Rising housing prices often reflect a country’s economic growth and health. This may be a type of “good inflation,” but wages and other metrics may not keep pace. Our Chief Market Strategist and Head of Franklin Templeton Investment Institute, Stephen Dover, discusses how the pandemic may have globally fueled inflation in housing and the supply chains that build them.

Benjamin Franklin once complained about inflation and rising housing costs, exclaiming “Rent of old houses and value of lands…are trebled in the last six years.” However, steadily rising prices often reflect a country’s economic growth and health. With real estate being the greatest source of wealth for many families, this may be a type of “good inflation” that is consistent with improving prospects for households.

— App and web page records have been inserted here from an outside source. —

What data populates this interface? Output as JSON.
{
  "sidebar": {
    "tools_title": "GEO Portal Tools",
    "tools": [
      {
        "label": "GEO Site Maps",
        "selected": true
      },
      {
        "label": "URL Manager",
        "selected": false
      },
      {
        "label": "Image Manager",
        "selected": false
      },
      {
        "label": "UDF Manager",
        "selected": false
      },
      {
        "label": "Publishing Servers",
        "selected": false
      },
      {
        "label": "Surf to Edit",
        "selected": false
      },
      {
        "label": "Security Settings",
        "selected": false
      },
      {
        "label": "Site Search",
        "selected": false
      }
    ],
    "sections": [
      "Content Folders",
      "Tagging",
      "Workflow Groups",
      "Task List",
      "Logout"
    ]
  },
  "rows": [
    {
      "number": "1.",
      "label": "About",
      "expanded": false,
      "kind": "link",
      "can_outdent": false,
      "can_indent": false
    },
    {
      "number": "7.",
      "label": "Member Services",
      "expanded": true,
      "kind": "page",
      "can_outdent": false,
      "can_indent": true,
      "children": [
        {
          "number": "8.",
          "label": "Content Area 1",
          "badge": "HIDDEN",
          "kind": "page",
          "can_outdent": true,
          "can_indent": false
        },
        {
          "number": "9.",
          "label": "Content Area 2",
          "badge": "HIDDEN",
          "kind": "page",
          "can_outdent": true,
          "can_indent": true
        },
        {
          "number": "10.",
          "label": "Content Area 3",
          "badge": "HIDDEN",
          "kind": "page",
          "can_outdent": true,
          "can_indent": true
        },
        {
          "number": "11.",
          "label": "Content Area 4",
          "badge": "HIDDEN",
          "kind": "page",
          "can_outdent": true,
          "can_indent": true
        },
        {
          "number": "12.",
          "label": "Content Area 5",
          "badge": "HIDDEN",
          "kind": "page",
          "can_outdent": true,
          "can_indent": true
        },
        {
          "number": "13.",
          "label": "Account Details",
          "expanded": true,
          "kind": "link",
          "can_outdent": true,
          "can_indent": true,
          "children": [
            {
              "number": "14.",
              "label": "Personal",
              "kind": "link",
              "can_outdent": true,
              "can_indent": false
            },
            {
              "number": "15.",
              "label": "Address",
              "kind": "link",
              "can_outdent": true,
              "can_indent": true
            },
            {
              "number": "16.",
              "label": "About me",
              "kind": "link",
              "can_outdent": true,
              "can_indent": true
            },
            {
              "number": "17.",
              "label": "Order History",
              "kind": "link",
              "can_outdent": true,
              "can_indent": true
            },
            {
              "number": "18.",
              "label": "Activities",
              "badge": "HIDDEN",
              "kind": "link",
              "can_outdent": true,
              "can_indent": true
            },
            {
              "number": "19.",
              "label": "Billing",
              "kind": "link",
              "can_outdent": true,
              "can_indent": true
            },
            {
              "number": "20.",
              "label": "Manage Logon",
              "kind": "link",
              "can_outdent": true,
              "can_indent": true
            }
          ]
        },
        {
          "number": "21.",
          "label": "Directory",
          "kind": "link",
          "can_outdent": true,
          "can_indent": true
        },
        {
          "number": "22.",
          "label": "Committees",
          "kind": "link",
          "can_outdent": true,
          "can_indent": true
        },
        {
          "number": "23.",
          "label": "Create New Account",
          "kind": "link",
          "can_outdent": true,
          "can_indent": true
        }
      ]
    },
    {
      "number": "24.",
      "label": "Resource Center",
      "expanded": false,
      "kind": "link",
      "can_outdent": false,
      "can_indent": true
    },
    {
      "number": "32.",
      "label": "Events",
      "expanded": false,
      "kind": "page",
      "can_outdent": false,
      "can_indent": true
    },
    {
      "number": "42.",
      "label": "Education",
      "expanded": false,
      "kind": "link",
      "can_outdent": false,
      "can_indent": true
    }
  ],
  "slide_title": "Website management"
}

  • Home prices are rising globally. In the first quarter of 2021, the average annual nominal-house-price growth accelerated to the fastest pace since 1990 across the Organisation for Economic Co-operation and Development’s (OECD’s) 37 advanced economies.1
  • Many nations’ government responses to the pandemic included fiscal stimulus payments and ultra-low interest rates, fueling an estimated US$2.2 trillion dollars of excess US household savings2 and lower mortgage costs for homeownership, while raising the US median price of a home.
  • In April 2021, the sale price of the median home increased to a record high of US$341,600, a 19.1% year-over-year increase. However, the number of US home sales dropped -2.7% to 5.85 million, the third straight month of decline,3 as the pandemic continues to affect home sales, the building of new homes, and building material costs and constraints. Rising home prices and building material costs provide a level of cost-push inflation.4
  • The pandemic demonstrated that working from home did not necessarily lead to lower productivity—workers are no longer tethered to cities, offices, or a country. Relocations away from urban hubs to new destinations have created housing dislocations and shortages that would not have been expected pre-pandemic.5 It may take a while for the new work hubs to build sufficient housing for the new world of working from anywhere.
  • One key metric to watch is whether employment and wage trends keep up with these inflationary forces. If not, the home price rises may not feel so “good” anymore.